Success can come in small packages or sometimes in small bottles filled with smelly liquids. The garlic concentrate diluted with water (one part concentrate to three parts water) has been effective in deterring those pesky Japanese beetles from completely denuding the grape vines. Most of the damaged leaves have been removed and, with luck, the plants will push new growth before the end of the season. Score one for our side! Hand picking the harlequin beetles off of the curly kale seems to be keeping those critters in check. The plants are looking quite perky for this point in the season.

The cucumber harvest is well under way. We planted 'Pickle Bush' hybrid along two small trellises back in May. The resulting plants are flowering well and have produced enough cukes to make a batch or two of bread and butter pickles. A later planting of 'Marketmore 97' cucumbers are almost a foot high and should provide us with even more crunchy additions to late summer and early fall salads.

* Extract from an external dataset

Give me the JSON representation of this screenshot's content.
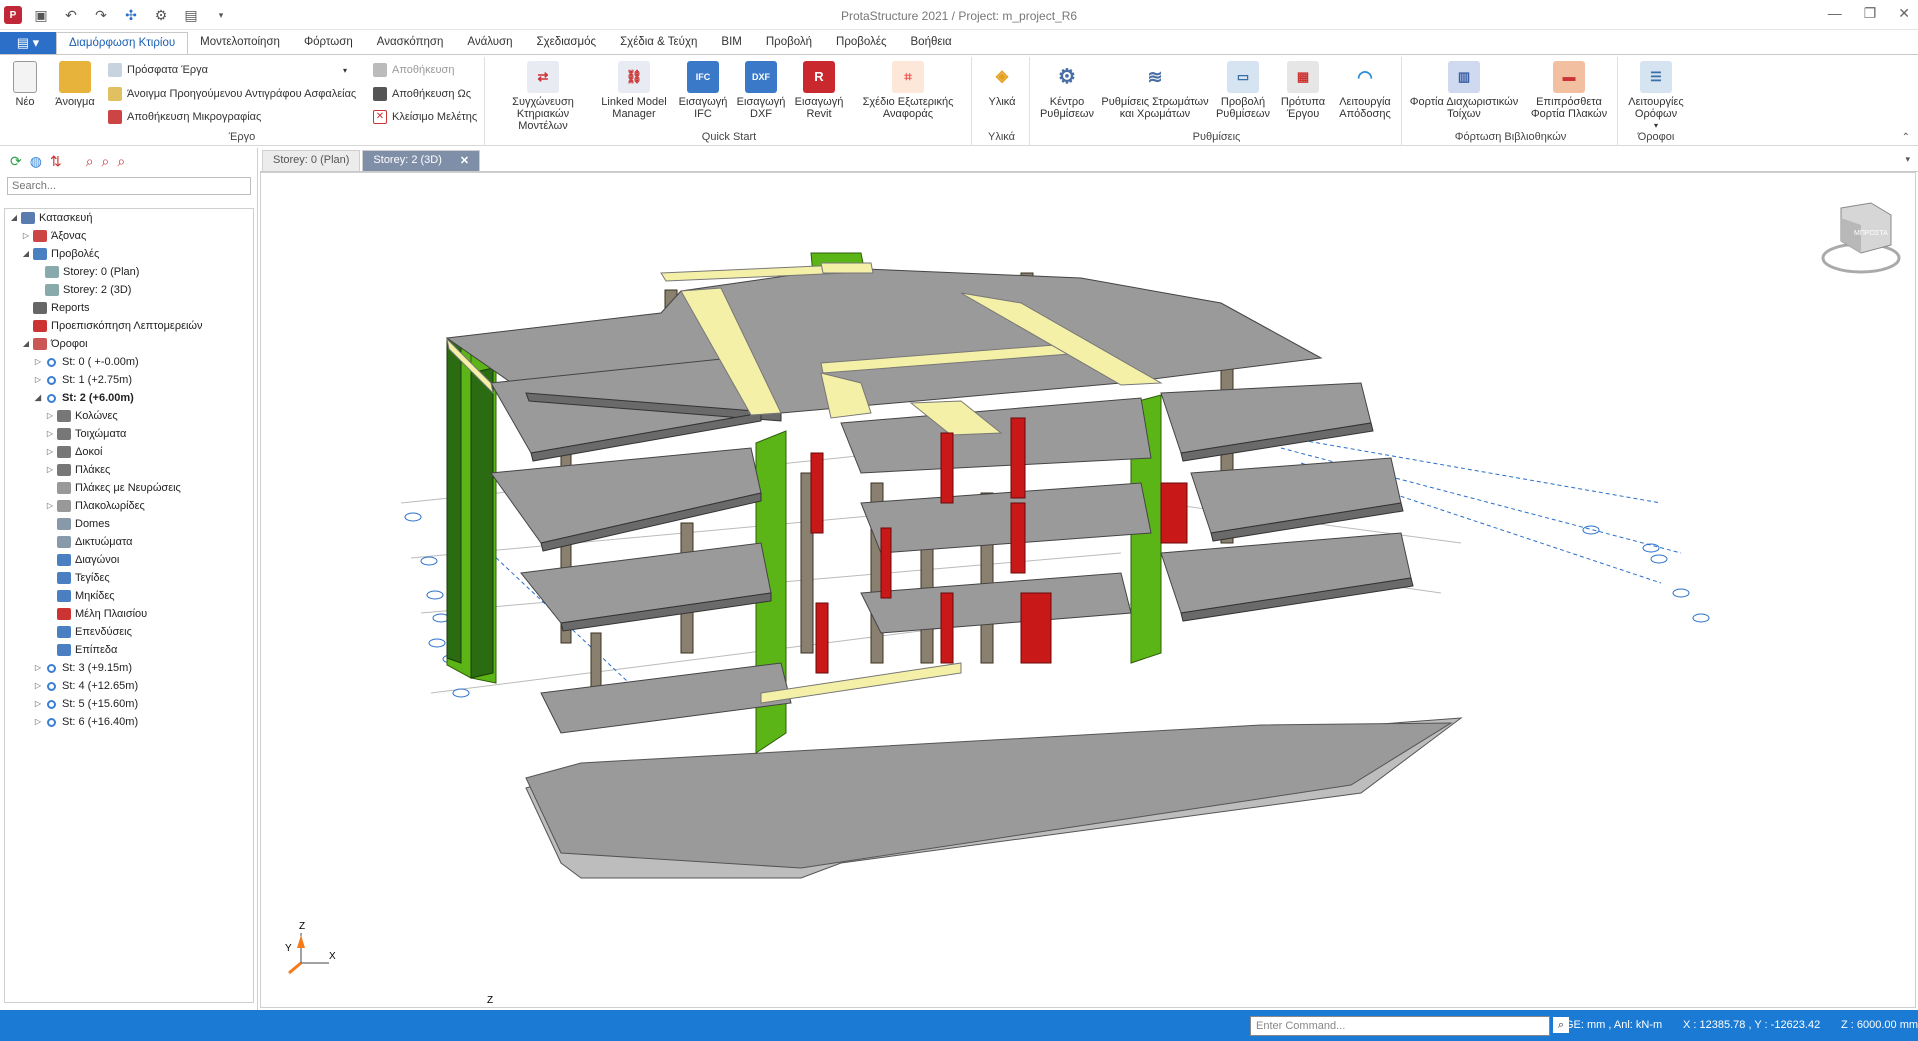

Cardoon in bloom
The dozen or so different types of beans are now in their glory. The long, red Chinese noodle beans climbing high on their tepee supports look wonderful at the back of the garden. The various shelling bean plants -- Calypso, Great Northern, Black Turtle -- are filled with pods, ready for picking. The string beans including 'Soleil', 'Masai' and 'Kentucky Wonder' are in flower. What a wealth of delicious eating awaits!


The cardoons are in full bloom at the moment. Their thistle-like flowers are bold and beautiful. It is worth considering planting this perennial for its ornamental qualities alone.

Come visit us in the garden soon! We love company!





Kitchen Herb Gardens


Michele K. Koskinen


                                                                                Herb gardens are a favorite of many who like to cook foods infused with delicate or strong flavors of herbal bouquets. The kinds of herbs you grow are often based on what you cook and your growing space. My herb garden is in containers on a deck in pots. Cutting, drying and freezing all summer I have enough for the winter soups, stews, and heavier meals of the winter months and fresh herbs for the lighter fare of the summer.








Found on my deck in containers are Thai Basil, Spicy Basil, Lemon Basil, Sweet Basil, Oregano (Greek and Italian), Dill, Tarragon, Sage, Thyme (French and Regular), Parsley (Curly and Flat), Cilantro, Marjoram, Rosemary and 3 types of mint. These are the herbs I use the most and have the room to grow in abundance in large containers. Some of them grow for several years and others are annuals. This year I planted all new plants as some were no longer producing in abundance.  So fellow gardeners and chefs........ Try growing herbs you use through the year, not just the typical basil for tomatoes and parsley.
















Want to learn more about herbs? Come and hear Linda Grimwade and then visit the Demonstration Garden behind the Horticulture Center.

August 10, 2013      Culinary Herbs: Fragrant, Flavorful and Festive Foods

Linda Grimwade a Philadelphia Extension Master Gardener will show how to  grow herbs from seed and preserve them by drying or freezing. Participants will also have an opportunity to contrast and compare the fragrance and flavor of herbs, and use fresh herbs in recipes.
Fairmount Park Horticultural Center N. Horticultural and Montgomery Drive
Philadelphia, Pa.19131     9:30AM Registration 10:00 Workshop      
$10.00 Registration